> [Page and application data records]
----------

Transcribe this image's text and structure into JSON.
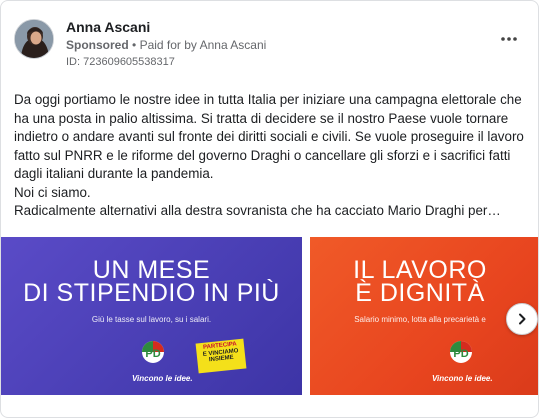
{
  "post": {
    "author": "Anna Ascani",
    "sponsored_label": "Sponsored",
    "separator": "•",
    "paid_for": "Paid for by Anna Ascani",
    "ad_id": "ID: 723609605538317",
    "more_icon": "more-horizontal-icon",
    "paragraphs": [
      "Da oggi portiamo le nostre idee in tutta Italia per iniziare una campagna elettorale che ha una posta in palio altissima. Si tratta di decidere se il nostro Paese vuole tornare indietro o andare avanti sul fronte dei diritti sociali e civili. Se vuole proseguire il lavoro fatto sul PNRR e le riforme del governo Draghi o cancellare gli sforzi e i sacrifici fatti dagli italiani durante la pandemia.",
      "Noi ci siamo.",
      "Radicalmente alternativi alla destra sovranista che ha cacciato Mario Draghi per…"
    ]
  },
  "carousel": {
    "slides": [
      {
        "headline_line1": "UN MESE",
        "headline_line2": "DI STIPENDIO IN PIÙ",
        "subtitle": "Giù le tasse sul lavoro, su i salari.",
        "logo_text": "PD",
        "tagline": "Vincono le idee.",
        "sticker_line1": "PARTECIPA",
        "sticker_line2": "E VINCIAMO",
        "sticker_line3": "INSIEME",
        "background": "#4a3fb5"
      },
      {
        "headline_line1": "IL LAVORO",
        "headline_line2": "È DIGNITÀ",
        "subtitle": "Salario minimo, lotta alla precarietà e",
        "logo_text": "PD",
        "tagline": "Vincono le idee.",
        "background": "#e8451f"
      }
    ],
    "next_icon": "chevron-right-icon"
  },
  "colors": {
    "text_primary": "#1c1e21",
    "text_secondary": "#65676b",
    "pd_green": "#2e8b3e",
    "pd_red": "#d52b1e"
  }
}
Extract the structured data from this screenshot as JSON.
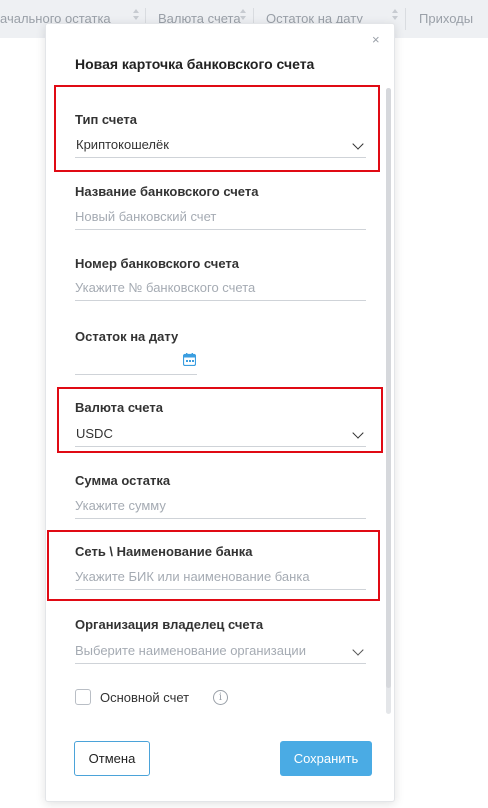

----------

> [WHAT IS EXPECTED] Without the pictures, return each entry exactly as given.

> [ANSWER TO THIS EXERCISE]
Transcribe this image's text and structure into JSON.
{
  "post": {
    "author": "Anna Ascani",
    "sponsored_label": "Sponsored",
    "separator": "•",
    "paid_for": "Paid for by Anna Ascani",
    "ad_id": "ID: 723609605538317",
    "more_icon": "more-horizontal-icon",
    "paragraphs": [
      "Da oggi portiamo le nostre idee in tutta Italia per iniziare una campagna elettorale che ha una posta in palio altissima. Si tratta di decidere se il nostro Paese vuole tornare indietro o andare avanti sul fronte dei diritti sociali e civili. Se vuole proseguire il lavoro fatto sul PNRR e le riforme del governo Draghi o cancellare gli sforzi e i sacrifici fatti dagli italiani durante la pandemia.",
      "Noi ci siamo.",
      "Radicalmente alternativi alla destra sovranista che ha cacciato Mario Draghi per…"
    ]
  },
  "carousel": {
    "slides": [
      {
        "headline_line1": "UN MESE",
        "headline_line2": "DI STIPENDIO IN PIÙ",
        "subtitle": "Giù le tasse sul lavoro, su i salari.",
        "logo_text": "PD",
        "tagline": "Vincono le idee.",
        "sticker_line1": "PARTECIPA",
        "sticker_line2": "E VINCIAMO",
        "sticker_line3": "INSIEME",
        "background": "#4a3fb5"
      },
      {
        "headline_line1": "IL LAVORO",
        "headline_line2": "È DIGNITÀ",
        "subtitle": "Salario minimo, lotta alla precarietà e",
        "logo_text": "PD",
        "tagline": "Vincono le idee.",
        "background": "#e8451f"
      }
    ],
    "next_icon": "chevron-right-icon"
  },
  "colors": {
    "text_primary": "#1c1e21",
    "text_secondary": "#65676b",
    "pd_green": "#2e8b3e",
    "pd_red": "#d52b1e"
  }
}
Extract the structured data from this screenshot as JSON.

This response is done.